##### SOURCE DATA #####

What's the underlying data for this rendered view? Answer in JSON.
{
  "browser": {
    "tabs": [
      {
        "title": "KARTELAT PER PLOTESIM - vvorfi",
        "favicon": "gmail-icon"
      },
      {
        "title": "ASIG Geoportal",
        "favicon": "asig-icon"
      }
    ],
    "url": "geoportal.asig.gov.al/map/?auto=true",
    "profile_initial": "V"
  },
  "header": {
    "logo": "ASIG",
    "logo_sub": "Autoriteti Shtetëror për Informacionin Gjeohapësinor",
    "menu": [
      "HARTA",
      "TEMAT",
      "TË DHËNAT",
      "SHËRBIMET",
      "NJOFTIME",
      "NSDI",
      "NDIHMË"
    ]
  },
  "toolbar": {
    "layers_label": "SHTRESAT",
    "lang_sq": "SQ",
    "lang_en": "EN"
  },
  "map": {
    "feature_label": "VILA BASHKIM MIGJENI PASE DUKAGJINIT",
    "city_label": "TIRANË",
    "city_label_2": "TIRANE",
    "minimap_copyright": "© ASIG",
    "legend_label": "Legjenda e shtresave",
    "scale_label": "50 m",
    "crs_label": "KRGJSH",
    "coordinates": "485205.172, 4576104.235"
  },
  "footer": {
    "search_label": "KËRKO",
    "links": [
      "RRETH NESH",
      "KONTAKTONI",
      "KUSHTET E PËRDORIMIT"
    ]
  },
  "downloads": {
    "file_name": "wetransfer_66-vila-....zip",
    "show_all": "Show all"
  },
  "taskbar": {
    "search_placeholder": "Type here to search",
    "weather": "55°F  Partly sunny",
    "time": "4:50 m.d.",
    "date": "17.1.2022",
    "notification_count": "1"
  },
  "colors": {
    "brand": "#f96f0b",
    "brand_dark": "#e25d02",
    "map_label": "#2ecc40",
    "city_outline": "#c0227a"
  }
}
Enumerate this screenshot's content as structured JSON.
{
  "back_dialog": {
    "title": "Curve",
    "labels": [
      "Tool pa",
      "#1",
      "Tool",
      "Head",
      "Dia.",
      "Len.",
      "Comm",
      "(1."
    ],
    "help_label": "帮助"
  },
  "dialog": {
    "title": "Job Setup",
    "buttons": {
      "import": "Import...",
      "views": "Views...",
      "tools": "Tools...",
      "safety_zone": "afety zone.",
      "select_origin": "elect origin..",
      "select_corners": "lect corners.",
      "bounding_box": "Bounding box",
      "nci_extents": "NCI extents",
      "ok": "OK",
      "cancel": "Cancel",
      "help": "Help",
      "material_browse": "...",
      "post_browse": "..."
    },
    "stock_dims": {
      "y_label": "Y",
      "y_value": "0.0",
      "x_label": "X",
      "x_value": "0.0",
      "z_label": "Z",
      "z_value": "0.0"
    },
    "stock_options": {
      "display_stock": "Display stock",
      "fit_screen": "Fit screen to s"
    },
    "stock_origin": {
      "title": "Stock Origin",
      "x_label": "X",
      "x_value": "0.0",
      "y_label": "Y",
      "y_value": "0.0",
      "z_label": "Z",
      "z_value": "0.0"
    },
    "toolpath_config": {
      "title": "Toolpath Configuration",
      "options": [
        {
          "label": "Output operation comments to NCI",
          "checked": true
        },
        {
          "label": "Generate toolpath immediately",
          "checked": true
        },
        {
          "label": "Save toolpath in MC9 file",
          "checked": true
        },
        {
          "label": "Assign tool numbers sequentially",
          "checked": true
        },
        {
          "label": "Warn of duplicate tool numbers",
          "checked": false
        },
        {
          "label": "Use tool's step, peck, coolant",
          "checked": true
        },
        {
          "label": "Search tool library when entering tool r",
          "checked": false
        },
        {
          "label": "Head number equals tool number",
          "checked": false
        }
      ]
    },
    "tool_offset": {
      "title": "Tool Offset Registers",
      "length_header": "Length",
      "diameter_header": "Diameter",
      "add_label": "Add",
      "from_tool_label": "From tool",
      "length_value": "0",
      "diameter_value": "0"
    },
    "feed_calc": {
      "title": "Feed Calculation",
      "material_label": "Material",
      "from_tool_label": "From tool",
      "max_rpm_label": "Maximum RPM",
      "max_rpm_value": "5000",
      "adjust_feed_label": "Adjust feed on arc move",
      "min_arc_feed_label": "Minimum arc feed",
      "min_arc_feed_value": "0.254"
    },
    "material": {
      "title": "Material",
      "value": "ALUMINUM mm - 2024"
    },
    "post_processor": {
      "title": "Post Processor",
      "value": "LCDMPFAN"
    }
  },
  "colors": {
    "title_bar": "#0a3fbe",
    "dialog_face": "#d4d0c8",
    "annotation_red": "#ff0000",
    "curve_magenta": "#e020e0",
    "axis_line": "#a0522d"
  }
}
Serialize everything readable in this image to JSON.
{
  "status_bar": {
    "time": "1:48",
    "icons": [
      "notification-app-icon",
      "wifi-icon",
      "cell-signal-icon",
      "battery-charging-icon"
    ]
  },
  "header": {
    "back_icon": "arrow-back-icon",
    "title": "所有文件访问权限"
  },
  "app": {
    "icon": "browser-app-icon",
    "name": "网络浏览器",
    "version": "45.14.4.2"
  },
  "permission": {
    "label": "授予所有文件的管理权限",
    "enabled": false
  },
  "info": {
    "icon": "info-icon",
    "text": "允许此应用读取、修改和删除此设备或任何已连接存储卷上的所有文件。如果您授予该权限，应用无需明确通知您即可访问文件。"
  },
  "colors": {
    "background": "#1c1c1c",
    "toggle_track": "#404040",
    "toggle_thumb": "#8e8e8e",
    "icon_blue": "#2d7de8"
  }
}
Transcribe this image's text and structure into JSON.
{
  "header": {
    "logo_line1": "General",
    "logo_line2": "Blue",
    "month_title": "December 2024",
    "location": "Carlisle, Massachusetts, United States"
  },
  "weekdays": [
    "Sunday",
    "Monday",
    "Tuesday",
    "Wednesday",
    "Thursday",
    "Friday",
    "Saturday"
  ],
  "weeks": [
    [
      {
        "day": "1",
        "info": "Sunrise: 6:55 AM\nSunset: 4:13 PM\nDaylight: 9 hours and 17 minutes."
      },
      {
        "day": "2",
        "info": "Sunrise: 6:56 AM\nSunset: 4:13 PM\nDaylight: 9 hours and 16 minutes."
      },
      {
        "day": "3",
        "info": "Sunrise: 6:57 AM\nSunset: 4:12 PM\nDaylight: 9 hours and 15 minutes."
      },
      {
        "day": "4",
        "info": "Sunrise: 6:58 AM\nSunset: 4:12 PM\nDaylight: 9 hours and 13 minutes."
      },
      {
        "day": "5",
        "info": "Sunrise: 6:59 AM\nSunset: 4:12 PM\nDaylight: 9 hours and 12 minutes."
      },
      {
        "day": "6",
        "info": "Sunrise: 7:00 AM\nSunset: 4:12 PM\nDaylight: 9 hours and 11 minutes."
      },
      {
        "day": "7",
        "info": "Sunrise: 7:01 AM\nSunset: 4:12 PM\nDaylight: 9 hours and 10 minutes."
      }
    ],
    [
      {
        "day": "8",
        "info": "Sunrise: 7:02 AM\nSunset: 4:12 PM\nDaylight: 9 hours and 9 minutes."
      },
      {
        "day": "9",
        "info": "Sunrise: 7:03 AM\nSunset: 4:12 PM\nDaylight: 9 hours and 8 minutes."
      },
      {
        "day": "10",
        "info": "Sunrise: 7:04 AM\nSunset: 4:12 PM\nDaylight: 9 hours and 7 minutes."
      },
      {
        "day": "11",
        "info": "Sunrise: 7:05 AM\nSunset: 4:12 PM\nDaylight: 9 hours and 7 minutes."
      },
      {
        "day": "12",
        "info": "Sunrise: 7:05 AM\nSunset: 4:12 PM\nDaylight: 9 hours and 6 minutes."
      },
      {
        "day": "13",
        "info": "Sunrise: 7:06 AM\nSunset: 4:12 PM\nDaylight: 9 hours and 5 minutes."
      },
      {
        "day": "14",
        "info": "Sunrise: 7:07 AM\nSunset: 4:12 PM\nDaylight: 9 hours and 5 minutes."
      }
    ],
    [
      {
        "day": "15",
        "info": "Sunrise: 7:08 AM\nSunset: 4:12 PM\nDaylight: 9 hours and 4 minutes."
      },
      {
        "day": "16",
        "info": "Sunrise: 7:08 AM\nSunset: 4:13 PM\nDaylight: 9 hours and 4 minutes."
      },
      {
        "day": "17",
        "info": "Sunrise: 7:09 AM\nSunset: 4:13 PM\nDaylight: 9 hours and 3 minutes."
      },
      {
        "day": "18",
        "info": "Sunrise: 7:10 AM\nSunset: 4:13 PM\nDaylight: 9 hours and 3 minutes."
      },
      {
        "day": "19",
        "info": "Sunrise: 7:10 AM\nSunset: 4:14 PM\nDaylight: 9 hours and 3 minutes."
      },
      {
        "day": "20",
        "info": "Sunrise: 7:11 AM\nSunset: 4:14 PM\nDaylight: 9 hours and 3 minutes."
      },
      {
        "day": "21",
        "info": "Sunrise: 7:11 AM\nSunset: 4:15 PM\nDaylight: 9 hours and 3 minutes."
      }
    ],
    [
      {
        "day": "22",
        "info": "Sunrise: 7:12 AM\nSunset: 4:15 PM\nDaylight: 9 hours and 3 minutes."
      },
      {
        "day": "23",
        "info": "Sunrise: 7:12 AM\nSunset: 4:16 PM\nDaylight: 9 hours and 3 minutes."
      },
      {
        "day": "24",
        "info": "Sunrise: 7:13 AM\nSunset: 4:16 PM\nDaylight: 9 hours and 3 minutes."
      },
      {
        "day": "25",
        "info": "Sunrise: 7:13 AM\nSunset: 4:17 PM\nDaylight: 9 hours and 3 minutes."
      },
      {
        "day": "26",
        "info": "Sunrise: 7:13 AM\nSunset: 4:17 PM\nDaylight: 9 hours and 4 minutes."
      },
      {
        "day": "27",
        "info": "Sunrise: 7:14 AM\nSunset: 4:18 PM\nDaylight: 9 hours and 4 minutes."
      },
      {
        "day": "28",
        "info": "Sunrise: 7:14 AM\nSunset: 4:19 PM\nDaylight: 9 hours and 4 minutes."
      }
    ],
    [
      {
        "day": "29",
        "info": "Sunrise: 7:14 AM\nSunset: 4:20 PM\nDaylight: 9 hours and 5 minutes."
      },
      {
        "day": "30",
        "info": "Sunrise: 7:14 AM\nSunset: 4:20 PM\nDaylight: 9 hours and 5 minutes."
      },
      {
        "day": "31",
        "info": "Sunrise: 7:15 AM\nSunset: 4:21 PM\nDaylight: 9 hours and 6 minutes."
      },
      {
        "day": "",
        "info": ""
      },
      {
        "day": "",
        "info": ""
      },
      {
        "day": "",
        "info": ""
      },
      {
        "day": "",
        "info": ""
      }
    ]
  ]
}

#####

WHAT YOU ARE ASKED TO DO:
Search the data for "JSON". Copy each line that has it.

WRITTEN REPLY:
What's the underlying data for this rendered view? Answer in JSON.
Enumerate this screenshot's content as structured JSON.
Serialize everything readable in this image to JSON.
Transcribe this image's text and structure into JSON.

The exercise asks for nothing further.